* [What is expected]: Look through the data and write out every line with the word "configuration" in it.

* [Dataset]:
# # # #
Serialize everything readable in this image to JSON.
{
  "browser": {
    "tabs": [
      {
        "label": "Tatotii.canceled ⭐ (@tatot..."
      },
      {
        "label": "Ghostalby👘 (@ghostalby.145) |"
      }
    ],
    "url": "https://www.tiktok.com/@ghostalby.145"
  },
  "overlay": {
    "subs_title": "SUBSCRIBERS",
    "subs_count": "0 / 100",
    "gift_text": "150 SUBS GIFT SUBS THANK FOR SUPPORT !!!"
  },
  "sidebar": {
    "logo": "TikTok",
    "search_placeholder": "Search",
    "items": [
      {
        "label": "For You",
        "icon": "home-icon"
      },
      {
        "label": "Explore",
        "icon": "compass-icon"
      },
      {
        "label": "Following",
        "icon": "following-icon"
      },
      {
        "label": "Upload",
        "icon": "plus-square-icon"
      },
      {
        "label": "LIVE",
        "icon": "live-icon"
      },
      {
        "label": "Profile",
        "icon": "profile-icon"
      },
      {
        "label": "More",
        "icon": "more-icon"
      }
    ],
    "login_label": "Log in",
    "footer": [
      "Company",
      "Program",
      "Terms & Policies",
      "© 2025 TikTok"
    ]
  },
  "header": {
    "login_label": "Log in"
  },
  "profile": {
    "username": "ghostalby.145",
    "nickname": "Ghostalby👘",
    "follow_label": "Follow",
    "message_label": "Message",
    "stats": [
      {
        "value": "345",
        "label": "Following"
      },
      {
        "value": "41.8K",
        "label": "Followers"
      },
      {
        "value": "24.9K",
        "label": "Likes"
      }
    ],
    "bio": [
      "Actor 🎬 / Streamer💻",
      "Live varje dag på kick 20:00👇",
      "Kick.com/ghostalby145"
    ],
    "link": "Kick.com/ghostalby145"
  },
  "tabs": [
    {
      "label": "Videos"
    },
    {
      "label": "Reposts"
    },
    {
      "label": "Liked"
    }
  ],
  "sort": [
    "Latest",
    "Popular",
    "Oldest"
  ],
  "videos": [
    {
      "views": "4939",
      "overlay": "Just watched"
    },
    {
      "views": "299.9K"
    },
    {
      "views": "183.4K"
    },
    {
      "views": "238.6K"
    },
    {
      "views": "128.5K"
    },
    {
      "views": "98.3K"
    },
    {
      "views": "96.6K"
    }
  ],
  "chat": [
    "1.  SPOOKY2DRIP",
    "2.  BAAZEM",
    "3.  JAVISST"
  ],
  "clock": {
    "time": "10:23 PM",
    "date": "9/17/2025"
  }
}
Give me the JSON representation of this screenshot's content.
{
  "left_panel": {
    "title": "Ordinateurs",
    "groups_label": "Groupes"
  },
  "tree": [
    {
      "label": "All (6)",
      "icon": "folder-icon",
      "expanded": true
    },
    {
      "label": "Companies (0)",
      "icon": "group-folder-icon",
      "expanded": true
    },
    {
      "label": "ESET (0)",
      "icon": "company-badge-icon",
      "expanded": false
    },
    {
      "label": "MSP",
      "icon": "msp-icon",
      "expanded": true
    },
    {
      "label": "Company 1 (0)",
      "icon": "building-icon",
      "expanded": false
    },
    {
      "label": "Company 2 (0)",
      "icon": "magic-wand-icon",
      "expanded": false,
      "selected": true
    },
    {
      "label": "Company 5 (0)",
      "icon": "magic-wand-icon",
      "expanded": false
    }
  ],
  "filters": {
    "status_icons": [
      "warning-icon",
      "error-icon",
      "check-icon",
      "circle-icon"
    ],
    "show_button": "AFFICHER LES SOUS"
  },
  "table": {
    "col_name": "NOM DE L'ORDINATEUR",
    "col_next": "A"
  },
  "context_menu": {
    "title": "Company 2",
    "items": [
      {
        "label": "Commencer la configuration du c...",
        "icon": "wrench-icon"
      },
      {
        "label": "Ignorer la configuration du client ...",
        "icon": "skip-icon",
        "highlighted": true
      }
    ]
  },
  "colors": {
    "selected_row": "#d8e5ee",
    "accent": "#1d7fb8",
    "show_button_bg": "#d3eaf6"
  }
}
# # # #
* [Output of the task]:
        "label": "Commencer la configuration du c...",
        "label": "Ignorer la configuration du client ...",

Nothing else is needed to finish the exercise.